■ **WHAT THE EXERCISE ASKS**
Once you have read the data below, please repeat all of it exactly.

[Data entries]
========

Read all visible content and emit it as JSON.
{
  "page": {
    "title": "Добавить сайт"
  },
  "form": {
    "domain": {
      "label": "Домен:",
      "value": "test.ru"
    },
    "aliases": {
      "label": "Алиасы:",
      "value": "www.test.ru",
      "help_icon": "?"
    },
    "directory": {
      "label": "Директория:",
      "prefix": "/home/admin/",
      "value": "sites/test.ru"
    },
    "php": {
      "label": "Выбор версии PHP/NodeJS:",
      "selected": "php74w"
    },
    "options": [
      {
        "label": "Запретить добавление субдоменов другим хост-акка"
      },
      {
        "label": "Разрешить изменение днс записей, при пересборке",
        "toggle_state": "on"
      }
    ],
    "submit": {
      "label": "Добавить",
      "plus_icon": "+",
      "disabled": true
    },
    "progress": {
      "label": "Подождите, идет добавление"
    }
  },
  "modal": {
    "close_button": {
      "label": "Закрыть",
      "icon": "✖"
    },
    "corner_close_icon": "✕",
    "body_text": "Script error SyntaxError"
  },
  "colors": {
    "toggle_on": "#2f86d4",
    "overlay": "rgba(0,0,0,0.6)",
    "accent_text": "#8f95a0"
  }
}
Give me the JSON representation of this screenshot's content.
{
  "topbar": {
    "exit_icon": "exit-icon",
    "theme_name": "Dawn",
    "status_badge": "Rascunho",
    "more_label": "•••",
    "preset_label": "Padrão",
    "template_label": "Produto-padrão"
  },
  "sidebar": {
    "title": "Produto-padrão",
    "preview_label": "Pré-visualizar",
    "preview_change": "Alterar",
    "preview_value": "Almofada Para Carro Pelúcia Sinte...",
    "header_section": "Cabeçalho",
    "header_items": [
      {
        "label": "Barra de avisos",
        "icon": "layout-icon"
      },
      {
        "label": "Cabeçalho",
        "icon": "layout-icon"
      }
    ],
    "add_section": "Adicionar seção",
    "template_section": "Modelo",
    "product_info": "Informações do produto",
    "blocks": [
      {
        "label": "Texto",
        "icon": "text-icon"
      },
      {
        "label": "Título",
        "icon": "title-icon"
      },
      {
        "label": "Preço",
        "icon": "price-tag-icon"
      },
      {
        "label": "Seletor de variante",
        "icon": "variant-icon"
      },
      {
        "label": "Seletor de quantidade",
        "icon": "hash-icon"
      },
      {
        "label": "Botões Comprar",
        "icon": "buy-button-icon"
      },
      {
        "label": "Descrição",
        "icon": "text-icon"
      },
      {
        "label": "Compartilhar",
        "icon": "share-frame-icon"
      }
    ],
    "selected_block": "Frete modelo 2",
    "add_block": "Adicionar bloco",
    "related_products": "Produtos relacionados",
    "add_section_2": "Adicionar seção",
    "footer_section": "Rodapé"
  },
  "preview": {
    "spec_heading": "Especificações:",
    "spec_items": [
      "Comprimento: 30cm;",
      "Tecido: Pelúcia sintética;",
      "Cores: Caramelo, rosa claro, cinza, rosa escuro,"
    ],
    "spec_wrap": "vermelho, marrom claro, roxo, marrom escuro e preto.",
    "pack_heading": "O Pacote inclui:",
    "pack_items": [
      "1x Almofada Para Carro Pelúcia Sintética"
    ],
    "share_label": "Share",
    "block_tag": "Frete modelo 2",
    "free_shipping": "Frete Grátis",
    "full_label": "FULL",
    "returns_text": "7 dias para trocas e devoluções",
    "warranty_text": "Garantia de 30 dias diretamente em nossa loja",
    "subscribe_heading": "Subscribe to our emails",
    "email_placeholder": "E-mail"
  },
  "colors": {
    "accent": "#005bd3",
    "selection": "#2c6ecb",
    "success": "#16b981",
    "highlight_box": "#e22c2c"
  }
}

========

■ **WRITTEN SOLUTION**
Read all visible content and emit it as JSON.
{
  "page": {
    "title": "Добавить сайт"
  },
  "form": {
    "domain": {
      "label": "Домен:",
      "value": "test.ru"
    },
    "aliases": {
      "label": "Алиасы:",
      "value": "www.test.ru",
      "help_icon": "?"
    },
    "directory": {
      "label": "Директория:",
      "prefix": "/home/admin/",
      "value": "sites/test.ru"
    },
    "php": {
      "label": "Выбор версии PHP/NodeJS:",
      "selected": "php74w"
    },
    "options": [
      {
        "label": "Запретить добавление субдоменов другим хост-акка"
      },
      {
        "label": "Разрешить изменение днс записей, при пересборке",
        "toggle_state": "on"
      }
    ],
    "submit": {
      "label": "Добавить",
      "plus_icon": "+",
      "disabled": true
    },
    "progress": {
      "label": "Подождите, идет добавление"
    }
  },
  "modal": {
    "close_button": {
      "label": "Закрыть",
      "icon": "✖"
    },
    "corner_close_icon": "✕",
    "body_text": "Script error SyntaxError"
  },
  "colors": {
    "toggle_on": "#2f86d4",
    "overlay": "rgba(0,0,0,0.6)",
    "accent_text": "#8f95a0"
  }
}
Give me the JSON representation of this screenshot's content.
{
  "topbar": {
    "exit_icon": "exit-icon",
    "theme_name": "Dawn",
    "status_badge": "Rascunho",
    "more_label": "•••",
    "preset_label": "Padrão",
    "template_label": "Produto-padrão"
  },
  "sidebar": {
    "title": "Produto-padrão",
    "preview_label": "Pré-visualizar",
    "preview_change": "Alterar",
    "preview_value": "Almofada Para Carro Pelúcia Sinte...",
    "header_section": "Cabeçalho",
    "header_items": [
      {
        "label": "Barra de avisos",
        "icon": "layout-icon"
      },
      {
        "label": "Cabeçalho",
        "icon": "layout-icon"
      }
    ],
    "add_section": "Adicionar seção",
    "template_section": "Modelo",
    "product_info": "Informações do produto",
    "blocks": [
      {
        "label": "Texto",
        "icon": "text-icon"
      },
      {
        "label": "Título",
        "icon": "title-icon"
      },
      {
        "label": "Preço",
        "icon": "price-tag-icon"
      },
      {
        "label": "Seletor de variante",
        "icon": "variant-icon"
      },
      {
        "label": "Seletor de quantidade",
        "icon": "hash-icon"
      },
      {
        "label": "Botões Comprar",
        "icon": "buy-button-icon"
      },
      {
        "label": "Descrição",
        "icon": "text-icon"
      },
      {
        "label": "Compartilhar",
        "icon": "share-frame-icon"
      }
    ],
    "selected_block": "Frete modelo 2",
    "add_block": "Adicionar bloco",
    "related_products": "Produtos relacionados",
    "add_section_2": "Adicionar seção",
    "footer_section": "Rodapé"
  },
  "preview": {
    "spec_heading": "Especificações:",
    "spec_items": [
      "Comprimento: 30cm;",
      "Tecido: Pelúcia sintética;",
      "Cores: Caramelo, rosa claro, cinza, rosa escuro,"
    ],
    "spec_wrap": "vermelho, marrom claro, roxo, marrom escuro e preto.",
    "pack_heading": "O Pacote inclui:",
    "pack_items": [
      "1x Almofada Para Carro Pelúcia Sintética"
    ],
    "share_label": "Share",
    "block_tag": "Frete modelo 2",
    "free_shipping": "Frete Grátis",
    "full_label": "FULL",
    "returns_text": "7 dias para trocas e devoluções",
    "warranty_text": "Garantia de 30 dias diretamente em nossa loja",
    "subscribe_heading": "Subscribe to our emails",
    "email_placeholder": "E-mail"
  },
  "colors": {
    "accent": "#005bd3",
    "selection": "#2c6ecb",
    "success": "#16b981",
    "highlight_box": "#e22c2c"
  }
}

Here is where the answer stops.